Nintendo's basically ignoring the Internet Channel. They're not doing anything to promote it beyond what they've already published, and more importantly they're not updating it. That means developers of made-for-Wii content won't get any new functionality (access to the B button on the browsing remote would have been nice...) or any of the performance boosts and standards support improvements from anything beyond Opera 9.30. With the Wii U on the way, I don't foresee this situation improving.
The rest of the world seems to be ignoring it, too. There seems to have been practically no buzz about it, save some murmurs of excitement and a joke
or two when it first came out. marketshare.hitslink.com reports 0.00% market share
, which is probably rounded, but still pretty darn low.
Creating made-for-Wii apps accomplished two awesome things. #1, it allowed the player to play these games while holding an NES gamepad-like device. If you're the sort of gamer that I am, you know the importance of holding a controller in your two hands to play games. (Which is to say, not at all important, but we like
it, dang it.) #2, that combined with saving game data on the server freed you from the PC and let you take your game experience to another device.
For #1, I'd like for Web games to be able to use actual gamepads on the PC. I'll pursue this soon.
For #2, if the buzz surrounding iStuff & Android is any indication, the best way to do that is to make my apps mobile-friendly. I shall do that, then. This will be somewhat hindered by my not actually owning a mobile device that does Web browsing, but with any luck I'll be able to borrow my mom's phone every now and then. (Hi, Mom! :D )
So yeah, those are my plans, let the past be past and ROCKET FORWARD IN BLAZING GLORY, at least when I get around to picking up the pace on my projects.

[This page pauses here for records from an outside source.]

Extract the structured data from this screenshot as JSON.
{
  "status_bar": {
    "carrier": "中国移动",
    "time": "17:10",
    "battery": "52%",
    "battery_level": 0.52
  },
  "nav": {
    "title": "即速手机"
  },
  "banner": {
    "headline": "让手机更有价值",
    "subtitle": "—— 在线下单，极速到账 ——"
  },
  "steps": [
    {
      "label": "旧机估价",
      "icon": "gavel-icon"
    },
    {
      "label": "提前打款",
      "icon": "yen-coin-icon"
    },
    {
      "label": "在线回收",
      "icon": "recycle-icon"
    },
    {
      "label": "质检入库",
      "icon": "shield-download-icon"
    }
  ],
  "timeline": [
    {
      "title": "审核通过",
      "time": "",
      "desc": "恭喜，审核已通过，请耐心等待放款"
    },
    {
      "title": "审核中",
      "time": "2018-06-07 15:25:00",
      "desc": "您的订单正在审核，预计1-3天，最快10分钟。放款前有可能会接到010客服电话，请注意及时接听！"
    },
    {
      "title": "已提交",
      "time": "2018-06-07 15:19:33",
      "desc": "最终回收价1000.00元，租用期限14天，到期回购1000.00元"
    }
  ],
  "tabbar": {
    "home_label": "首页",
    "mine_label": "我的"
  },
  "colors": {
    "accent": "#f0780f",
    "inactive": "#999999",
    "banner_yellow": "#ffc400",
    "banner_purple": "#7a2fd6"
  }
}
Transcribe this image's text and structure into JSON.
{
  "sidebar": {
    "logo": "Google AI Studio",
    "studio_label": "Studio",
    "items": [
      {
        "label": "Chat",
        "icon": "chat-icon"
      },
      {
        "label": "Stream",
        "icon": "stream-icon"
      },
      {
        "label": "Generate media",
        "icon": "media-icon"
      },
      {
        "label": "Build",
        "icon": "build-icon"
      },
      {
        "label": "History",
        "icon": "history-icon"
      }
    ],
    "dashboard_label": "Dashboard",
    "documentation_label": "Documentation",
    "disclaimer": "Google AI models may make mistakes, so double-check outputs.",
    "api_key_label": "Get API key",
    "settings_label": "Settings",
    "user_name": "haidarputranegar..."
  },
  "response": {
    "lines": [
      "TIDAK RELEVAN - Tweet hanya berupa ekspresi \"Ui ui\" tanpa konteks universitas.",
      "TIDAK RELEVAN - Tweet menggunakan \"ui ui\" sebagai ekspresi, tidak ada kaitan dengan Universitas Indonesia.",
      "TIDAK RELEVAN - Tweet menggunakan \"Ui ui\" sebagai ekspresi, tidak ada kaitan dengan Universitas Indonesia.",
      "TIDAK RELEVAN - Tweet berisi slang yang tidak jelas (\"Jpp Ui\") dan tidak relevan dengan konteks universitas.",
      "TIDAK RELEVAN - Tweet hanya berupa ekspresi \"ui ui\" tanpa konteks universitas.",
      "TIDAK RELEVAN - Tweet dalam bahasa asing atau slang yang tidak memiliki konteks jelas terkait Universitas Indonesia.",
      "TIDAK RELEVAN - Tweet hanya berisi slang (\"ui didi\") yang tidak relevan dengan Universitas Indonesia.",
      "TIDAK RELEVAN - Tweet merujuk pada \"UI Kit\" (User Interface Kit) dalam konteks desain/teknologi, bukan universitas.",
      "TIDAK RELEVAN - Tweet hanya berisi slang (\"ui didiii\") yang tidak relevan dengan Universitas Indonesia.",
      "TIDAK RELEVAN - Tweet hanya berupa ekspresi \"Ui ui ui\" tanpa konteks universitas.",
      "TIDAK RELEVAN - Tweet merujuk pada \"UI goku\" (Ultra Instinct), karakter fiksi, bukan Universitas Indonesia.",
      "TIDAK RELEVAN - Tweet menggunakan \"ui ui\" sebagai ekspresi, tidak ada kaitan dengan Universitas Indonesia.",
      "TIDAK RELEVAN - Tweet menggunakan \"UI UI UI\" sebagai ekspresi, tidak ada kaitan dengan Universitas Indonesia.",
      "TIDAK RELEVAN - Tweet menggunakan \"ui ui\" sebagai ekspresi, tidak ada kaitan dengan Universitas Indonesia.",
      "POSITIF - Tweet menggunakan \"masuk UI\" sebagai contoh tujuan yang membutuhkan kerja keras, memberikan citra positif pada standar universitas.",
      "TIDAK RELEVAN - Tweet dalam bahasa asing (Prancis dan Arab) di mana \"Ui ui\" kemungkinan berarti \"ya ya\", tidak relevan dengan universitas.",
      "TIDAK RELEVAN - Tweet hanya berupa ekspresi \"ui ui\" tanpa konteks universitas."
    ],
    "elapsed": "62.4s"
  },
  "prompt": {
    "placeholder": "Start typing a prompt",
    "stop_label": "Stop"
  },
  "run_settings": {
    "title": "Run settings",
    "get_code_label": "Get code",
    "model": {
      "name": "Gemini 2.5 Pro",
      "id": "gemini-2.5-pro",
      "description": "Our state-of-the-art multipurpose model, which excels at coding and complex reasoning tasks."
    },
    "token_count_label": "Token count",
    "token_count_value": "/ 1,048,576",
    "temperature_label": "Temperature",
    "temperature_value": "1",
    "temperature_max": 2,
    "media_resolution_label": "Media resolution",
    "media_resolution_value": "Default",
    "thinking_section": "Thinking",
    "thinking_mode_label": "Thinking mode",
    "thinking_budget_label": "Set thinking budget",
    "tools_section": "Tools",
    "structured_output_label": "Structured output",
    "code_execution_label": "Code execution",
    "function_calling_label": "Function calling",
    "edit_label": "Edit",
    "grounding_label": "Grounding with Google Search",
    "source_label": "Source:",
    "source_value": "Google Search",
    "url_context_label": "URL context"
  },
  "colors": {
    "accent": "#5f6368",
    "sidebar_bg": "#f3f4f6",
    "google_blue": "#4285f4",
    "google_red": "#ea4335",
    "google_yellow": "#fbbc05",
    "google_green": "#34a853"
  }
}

P.S.: Because it doesn't make much sense to update an app just to remove a feature, Signs of Life and Wackyland will keep their Wii-specific features until I have real updates for them.